Blogs

Published 9/21/2011

We Cannot Know Their Minds

By: Andy Hall Category: Analysis

Undoubtedly one of the reasons for the tremendous, abiding interest Americans have with the Civil War is that a great many of us have a personal connection to it. We have uncles who fought in it, cousins who were widowed by it, or grandparents who were liberated by it. We live in towns that changed hands during the war, went to high schools named for famous generals, or help put out flags on...

Published 9/21/2011

Welcome to The Front Line!

By: Laura June Davis Category: Commentary

The goal of The Front Line is to provide a vibrant and active space for both our readers and our contributors.  Just as printed editions of The Civil War Monitor attempt to bridge the chasm that divides many professional scholars from broader historical audiences, this space utilizes the infinite reach and timeliness of the Internet to achieve the same goal. As such, The Front Line will...

Published 9/16/2011

A few words on The Bookshelf

By: Matthew C. Hulbert Category: The Bookshelf

Greetings and welcome to the official digital headquarters of book reviews for The Civil War Monitor. In much the same way that printed editions of the Monitor will attempt to bridge the unfortunate chasm that still divides many professional scholars from broader historical audiences, this space, harnessing the infinite reach of the Internet, will attempt to charge that goal head on...

Published 9/16/2011

BERTERA & CRAWFORD: The 4th Michigan Infantry in the Civil War (2010)

By: Kevin Krause Category: Book Reviews

Since the turn towards social and cultural history in the 1960s and 1970s, many academic institutions have relegated military history to the virtual back burner of serious scholarly endeavors. Military histories have, however, remained popular with general readers, and have recently regained scholarly credibility within academia. One reason for this has been a shift of focus from strategies...

Published 9/16/2011

WARSCHAUER: Connecticut in the American Civil War: Slavery, Sacrifice, and Survival (2011)

By: Peter C. Luebke Category: Book Reviews

The Civil War Centennial saw the publication of histories of state participation in the Civil War. Now, with the approach of the sesquicentennial, it appears as if a new batch of histories building upon the last 50 years of scholarship is on the way. Matthew Warshauer's Connecticut in the American Civil War: Slavery, Sacrifice, and Survival serves as a model of what a state-level survey of the ...

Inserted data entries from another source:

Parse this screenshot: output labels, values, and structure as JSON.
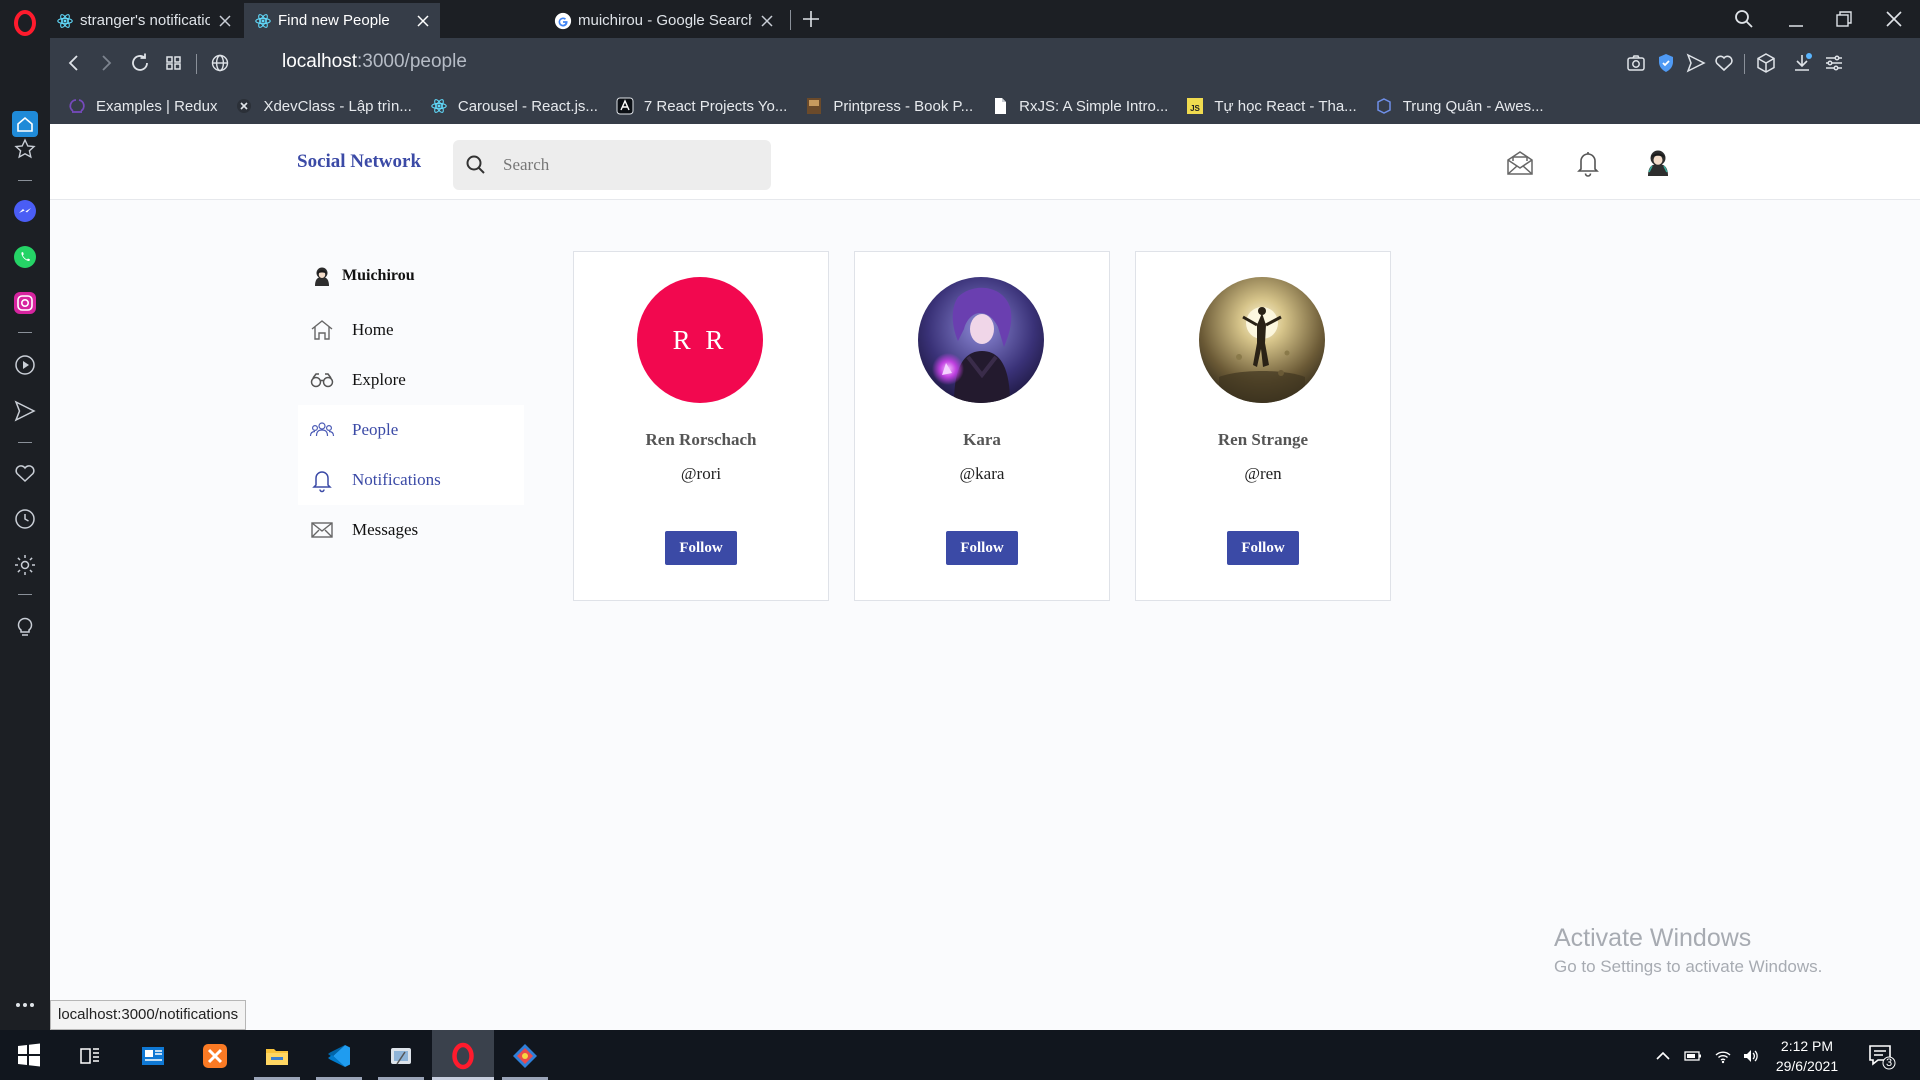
{
  "browser": {
    "tabs": [
      {
        "title": "stranger's notifications",
        "icon": "react-icon",
        "active": false
      },
      {
        "title": "Find new People",
        "icon": "react-icon",
        "active": true
      },
      {
        "title": "muichirou - Google Search",
        "icon": "google-icon",
        "active": false
      }
    ],
    "url_host": "localhost",
    "url_path": ":3000/people",
    "bookmarks": [
      {
        "label": "Examples | Redux",
        "icon": "redux-icon"
      },
      {
        "label": "XdevClass - Lập trìn...",
        "icon": "xdevclass-icon"
      },
      {
        "label": "Carousel - React.js...",
        "icon": "react-icon"
      },
      {
        "label": "7 React Projects Yo...",
        "icon": "angular-icon"
      },
      {
        "label": "Printpress - Book P...",
        "icon": "book-icon"
      },
      {
        "label": "RxJS: A Simple Intro...",
        "icon": "document-icon"
      },
      {
        "label": "Tự học React - Tha...",
        "icon": "js-icon"
      },
      {
        "label": "Trung Quân - Awes...",
        "icon": "sketch-icon"
      }
    ]
  },
  "app": {
    "brand": "Social Network",
    "search_placeholder": "Search",
    "current_user": "Muichirou",
    "nav": [
      {
        "label": "Home",
        "icon": "home-icon"
      },
      {
        "label": "Explore",
        "icon": "binoculars-icon"
      },
      {
        "label": "People",
        "icon": "people-icon"
      },
      {
        "label": "Notifications",
        "icon": "bell-icon"
      },
      {
        "label": "Messages",
        "icon": "envelope-icon"
      }
    ],
    "people": [
      {
        "name": "Ren Rorschach",
        "handle": "@rori",
        "initials": "R R",
        "button": "Follow",
        "avatar_color": "#f2084f"
      },
      {
        "name": "Kara",
        "handle": "@kara",
        "button": "Follow",
        "avatar": "purple-haired-character-portrait"
      },
      {
        "name": "Ren Strange",
        "handle": "@ren",
        "button": "Follow",
        "avatar": "glowing-figure-portrait"
      }
    ]
  },
  "watermark": {
    "title": "Activate Windows",
    "subtitle": "Go to Settings to activate Windows."
  },
  "status_link": "localhost:3000/notifications",
  "taskbar": {
    "time": "2:12 PM",
    "date": "29/6/2021",
    "notification_count": "3"
  },
  "colors": {
    "brand": "#3b4aa6",
    "avatar_red": "#f2084f",
    "chrome_dark": "#1c1f24",
    "chrome_mid": "#363d48"
  }
}
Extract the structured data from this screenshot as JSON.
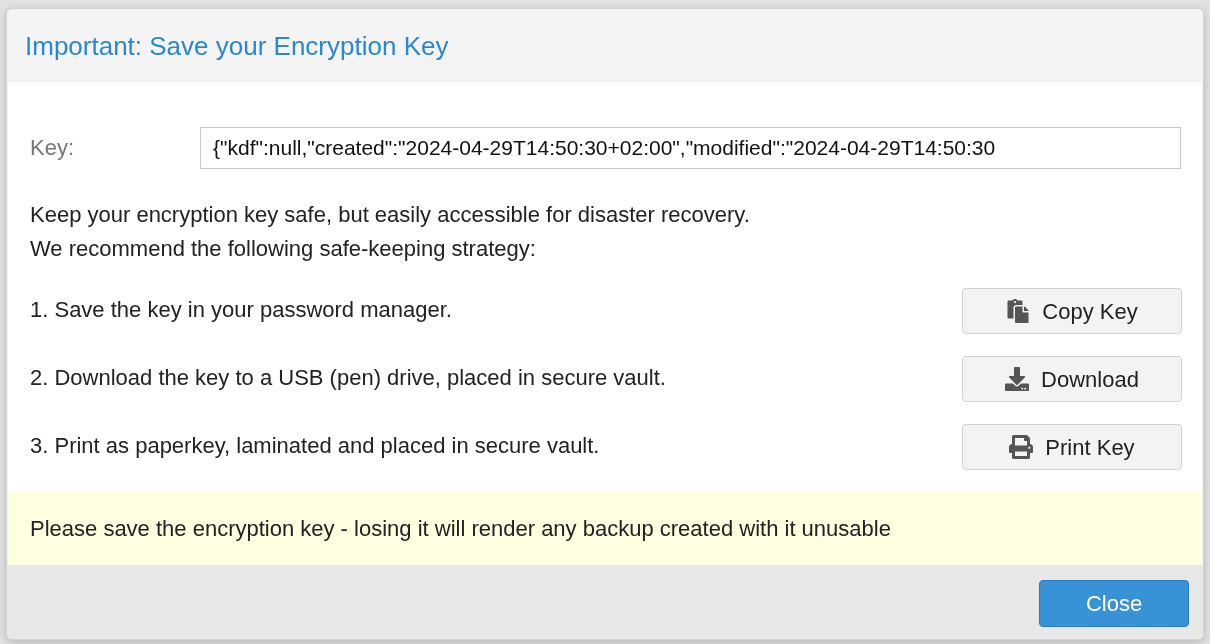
{
  "dialog": {
    "title": "Important: Save your Encryption Key"
  },
  "key_field": {
    "label": "Key:",
    "value": "{\"kdf\":null,\"created\":\"2024-04-29T14:50:30+02:00\",\"modified\":\"2024-04-29T14:50:30"
  },
  "intro": [
    "Keep your encryption key safe, but easily accessible for disaster recovery.",
    "We recommend the following safe-keeping strategy:"
  ],
  "steps": [
    {
      "text": "1. Save the key in your password manager.",
      "button": {
        "label": "Copy Key",
        "kind": "copy"
      }
    },
    {
      "text": "2. Download the key to a USB (pen) drive, placed in secure vault.",
      "button": {
        "label": "Download",
        "kind": "download"
      }
    },
    {
      "text": "3. Print as paperkey, laminated and placed in secure vault.",
      "button": {
        "label": "Print Key",
        "kind": "print"
      }
    }
  ],
  "warning": "Please save the encryption key - losing it will render any backup created with it unusable",
  "footer": {
    "buttons": [
      {
        "label": "Close",
        "kind": "primary"
      }
    ]
  }
}
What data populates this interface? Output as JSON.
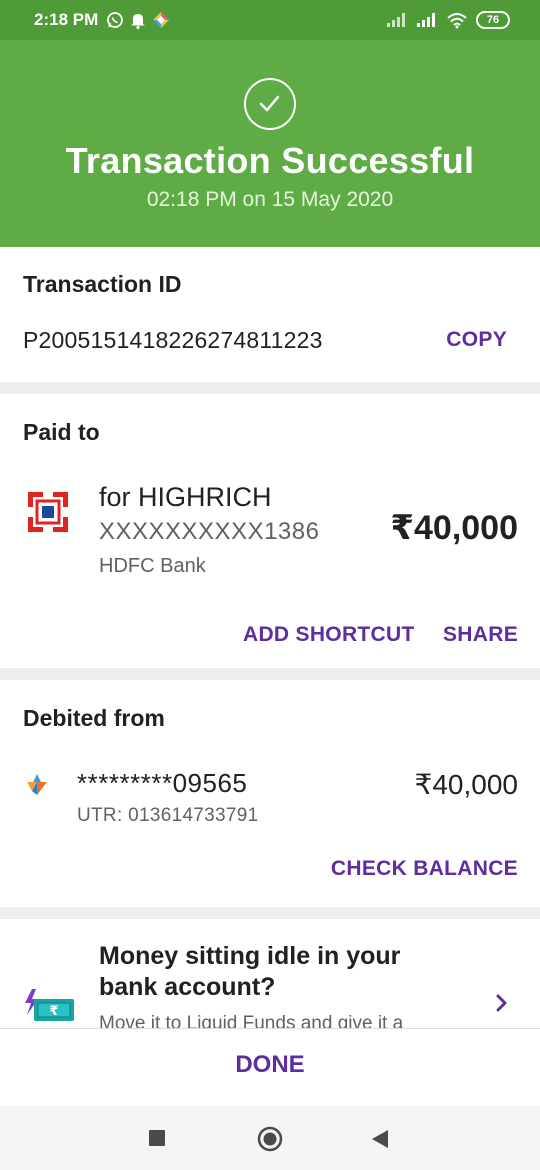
{
  "status_bar": {
    "time": "2:18 PM",
    "battery": "76",
    "icons": [
      "whatsapp-icon",
      "notification-bell-icon",
      "app-icon",
      "signal-icon",
      "signal-icon",
      "wifi-icon",
      "battery-icon"
    ]
  },
  "header": {
    "title": "Transaction Successful",
    "subtitle": "02:18 PM on 15 May 2020",
    "icon": "check-circle-icon",
    "color": "#5fac47"
  },
  "transaction": {
    "label": "Transaction ID",
    "id": "P2005151418226274811223",
    "copy_label": "COPY"
  },
  "paid_to": {
    "label": "Paid to",
    "name": "for HIGHRICH",
    "account": "XXXXXXXXXX1386",
    "bank": "HDFC Bank",
    "amount": "₹40,000",
    "add_shortcut_label": "ADD SHORTCUT",
    "share_label": "SHARE",
    "bank_logo": "hdfc-logo-icon"
  },
  "debited_from": {
    "label": "Debited from",
    "account": "*********09565",
    "utr": "UTR: 013614733791",
    "amount": "₹40,000",
    "check_balance_label": "CHECK BALANCE",
    "bank_logo": "bank-logo-icon"
  },
  "promo": {
    "title": "Money sitting idle in your bank account?",
    "description": "Move it to Liquid Funds and give it a",
    "icon": "rupee-note-icon"
  },
  "actions": {
    "done_label": "DONE"
  },
  "colors": {
    "accent": "#5e2d9e",
    "success": "#5fac47",
    "status_bar": "#4e9b38"
  }
}
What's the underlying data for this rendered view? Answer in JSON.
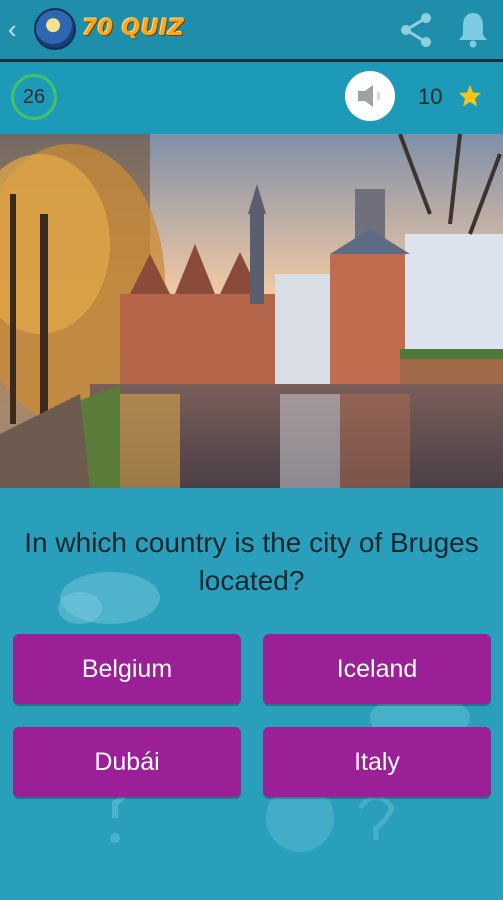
{
  "header": {
    "back_icon": "chevron-left-icon",
    "app_name": "70 QUIZ",
    "share_icon": "share-icon",
    "notification_icon": "bell-icon"
  },
  "status": {
    "timer": "26",
    "sound_icon": "speaker-icon",
    "score": "10",
    "score_icon": "star-icon"
  },
  "question": {
    "text": "In which country is the city of Bruges located?"
  },
  "answers": [
    {
      "label": "Belgium"
    },
    {
      "label": "Iceland"
    },
    {
      "label": "Dubái"
    },
    {
      "label": "Italy"
    }
  ],
  "colors": {
    "appbar": "#1f8eab",
    "background": "#2a9fbc",
    "answer_button": "#9b1f96",
    "timer_ring": "#43c06a",
    "logo_text": "#f7a91e",
    "star": "#f5c518"
  }
}
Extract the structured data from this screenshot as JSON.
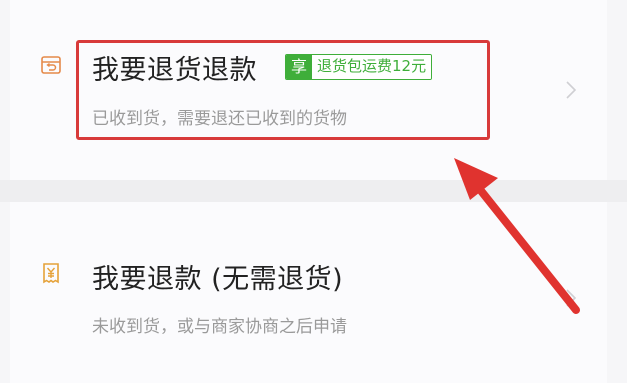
{
  "options": [
    {
      "icon": "return-box-icon",
      "title": "我要退货退款",
      "badge": {
        "tag": "享",
        "text": "退货包运费12元"
      },
      "subtitle": "已收到货，需要退还已收到的货物"
    },
    {
      "icon": "yen-receipt-icon",
      "title": "我要退款 (无需退货)",
      "subtitle": "未收到货，或与商家协商之后申请"
    }
  ],
  "colors": {
    "accent_orange": "#e58a4a",
    "badge_green": "#3fae3a",
    "annotation_red": "#d83a3a",
    "title_text": "#222222",
    "subtitle_text": "#9a9a9a"
  }
}
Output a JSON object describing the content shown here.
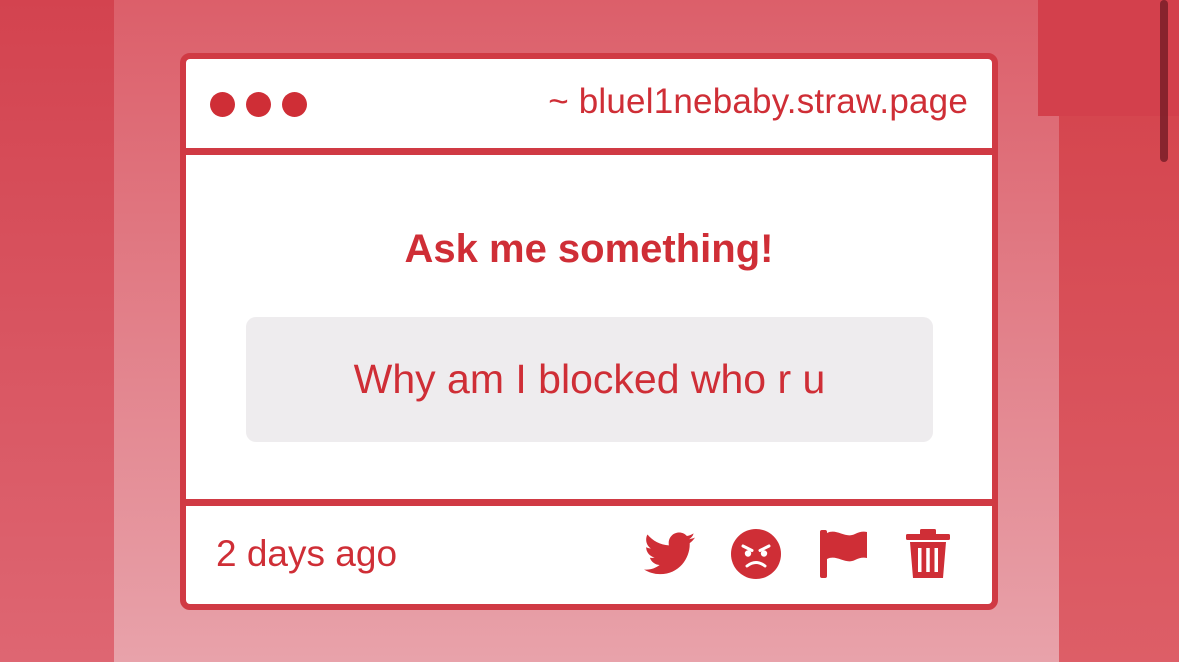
{
  "window": {
    "url": "~ bluel1nebaby.straw.page",
    "controls": [
      "window-dot",
      "window-dot",
      "window-dot"
    ]
  },
  "question_card": {
    "heading": "Ask me something!",
    "question": "Why am I blocked who r u"
  },
  "footer": {
    "timestamp": "2 days ago",
    "actions": [
      {
        "icon": "twitter-icon",
        "action": "share"
      },
      {
        "icon": "angry-face-icon",
        "action": "block"
      },
      {
        "icon": "flag-icon",
        "action": "report"
      },
      {
        "icon": "trash-icon",
        "action": "delete"
      }
    ]
  },
  "colors": {
    "accent": "#cf2e36",
    "card_border": "#d03a44",
    "question_background": "#eeecee",
    "page_background": "#dc5f6a"
  }
}
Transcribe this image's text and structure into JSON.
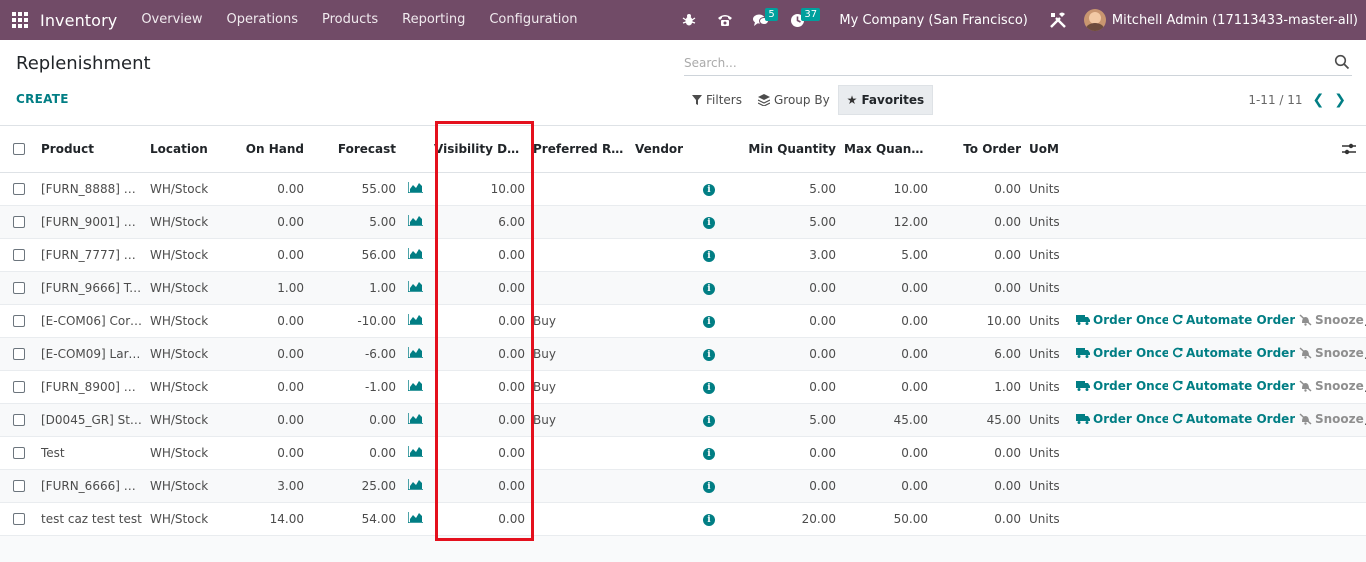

Published 8/3/2011

The War Begins

By: Civil War Monitor Category: Photo Essays

In a nineteenth-century world free from blogs, social networking sites, television, and cell phones, Frank Leslie's Illustrated Newspaper thrived. Part picture, part story, Leslie's publications combined visually stimulating engravings with journalistic articles to create one of the most popular illustrated newspapers of the 1860s. Leslie's Illustrated invited its audience not just to read,...